“This case has been about facilitating further growth in the industry”
The vessel “Norwegian Gannet” is designed to process fish straight from the cages so that they can be harvested on board. The boat will go between fish pens in western Norway to a brand new fishing terminal in Hirtshals.

“The Norwegian Food Safety Authority, the County Governor’s environmental department, central research authorities, politicians and environmental protection organizations have all expressed their support for the project. That support has come to light and been used by the government. This case has been about facilitating further growth in the industry, while at the same time fulfilling the ambitious climate goals Norway has. It is also very much about predictability for business,” continued Arnesen.

Arnesen points out that Nofima, a leading institute for applied research within the fields of fisheries, aquaculture and food research, has documented that the project is a major boost for animal welfare and that consumers get a fresher and better end product.

“This is exactly what the Norwegian Fish Quality Regulations must ensure. The core of the attempt to stop Hav Line has been an outdated part of the regulations from 1984, about sorting production fish domestically,” said Arnesen and continued:

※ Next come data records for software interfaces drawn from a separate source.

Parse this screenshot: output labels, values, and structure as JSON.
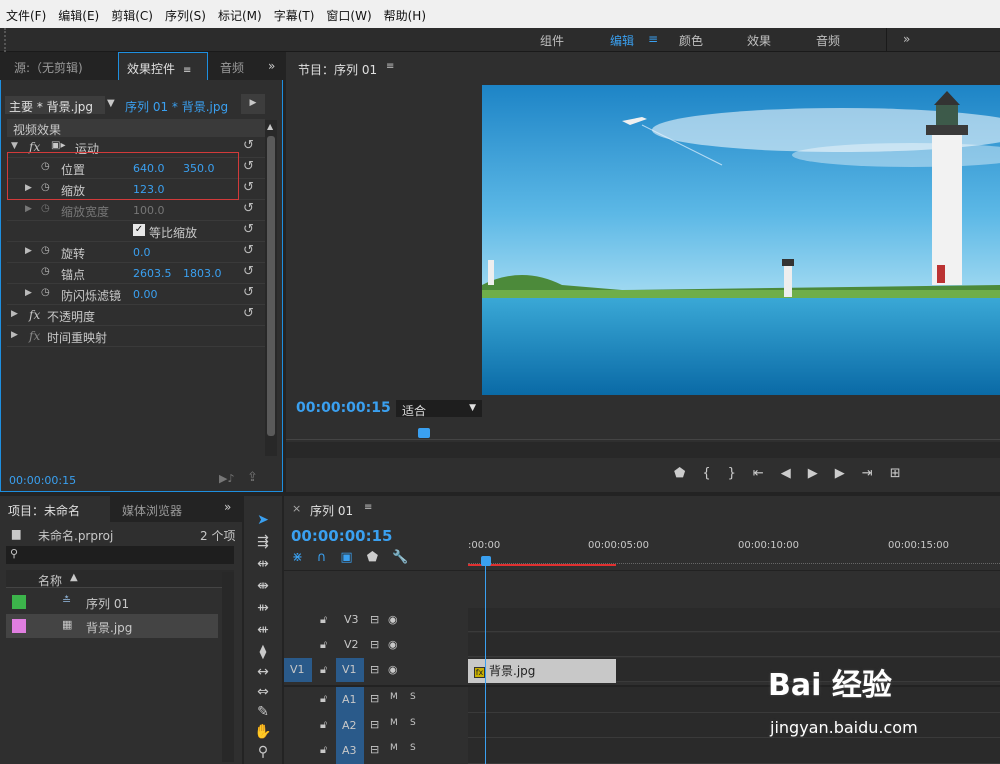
{
  "menu": [
    "文件(F)",
    "编辑(E)",
    "剪辑(C)",
    "序列(S)",
    "标记(M)",
    "字幕(T)",
    "窗口(W)",
    "帮助(H)"
  ],
  "workspaces": [
    "组件",
    "编辑",
    "颜色",
    "效果",
    "音频"
  ],
  "workspace_more": "»",
  "source_panel": {
    "tabs": [
      "源:（无剪辑)",
      "效果控件",
      "音频"
    ],
    "more": "»",
    "master_label": "主要 * 背景.jpg",
    "sequence_label": "序列 01 * 背景.jpg",
    "section": "视频效果",
    "rows": {
      "motion": "运动",
      "position": "位置",
      "position_x": "640.0",
      "position_y": "350.0",
      "scale": "缩放",
      "scale_v": "123.0",
      "scale_width": "缩放宽度",
      "scale_width_v": "100.0",
      "uniform": "等比缩放",
      "rotation": "旋转",
      "rotation_v": "0.0",
      "anchor": "锚点",
      "anchor_x": "2603.5",
      "anchor_y": "1803.0",
      "flicker": "防闪烁滤镜",
      "flicker_v": "0.00",
      "opacity": "不透明度",
      "time_remap": "时间重映射"
    },
    "timecode": "00:00:00:15"
  },
  "program": {
    "title": "节目：序列 01",
    "timecode": "00:00:00:15",
    "fit": "适合"
  },
  "project": {
    "tabs": [
      "项目：未命名",
      "媒体浏览器"
    ],
    "more": "»",
    "file": "未命名.prproj",
    "count": "2 个项",
    "col_name": "名称",
    "items": [
      {
        "name": "序列 01",
        "color": "#3cb44b"
      },
      {
        "name": "背景.jpg",
        "color": "#e07ee0"
      }
    ]
  },
  "timeline": {
    "tab": "序列 01",
    "timecode": "00:00:00:15",
    "ruler": [
      ":00:00",
      "00:00:05:00",
      "00:00:10:00",
      "00:00:15:00"
    ],
    "video_tracks": [
      "V3",
      "V2",
      "V1"
    ],
    "audio_tracks": [
      "A1",
      "A2",
      "A3"
    ],
    "src_patch": "V1",
    "clip": "背景.jpg",
    "m": "M",
    "s": "S"
  },
  "watermark": {
    "brand": "Bai 经验",
    "url": "jingyan.baidu.com"
  }
}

“We have for several months asked the government to present some form of documentation or professional support that this rule in some way prevents bad fish from entering the market. It hasn’t happened. When the Minister of Fisheries says we will find solutions in the future, we hope that he will belong to his own professional body, the Norwegian Food Safety Authority, and let them have a breakthrough for real lifting for fish quality and fish welfare,” said Arnesen.

“We hope and believe sense will prevail”
The production fish, which has been at the heart of the criticism of the project, accounts for about 2-3 per cent of the volume of “Norwegian Gannet”. Hav Line is now looking forward to proving all the benefits of the project.

“There has been an incredible amount of scare propaganda in this case. The dispensation gives a year in which we can disprove it. Then we have to read what the government has actually included in the dispensation, and there are some elements that at first reading do not make any sense. But we hope and believe sense will prevail,” said Arnesen.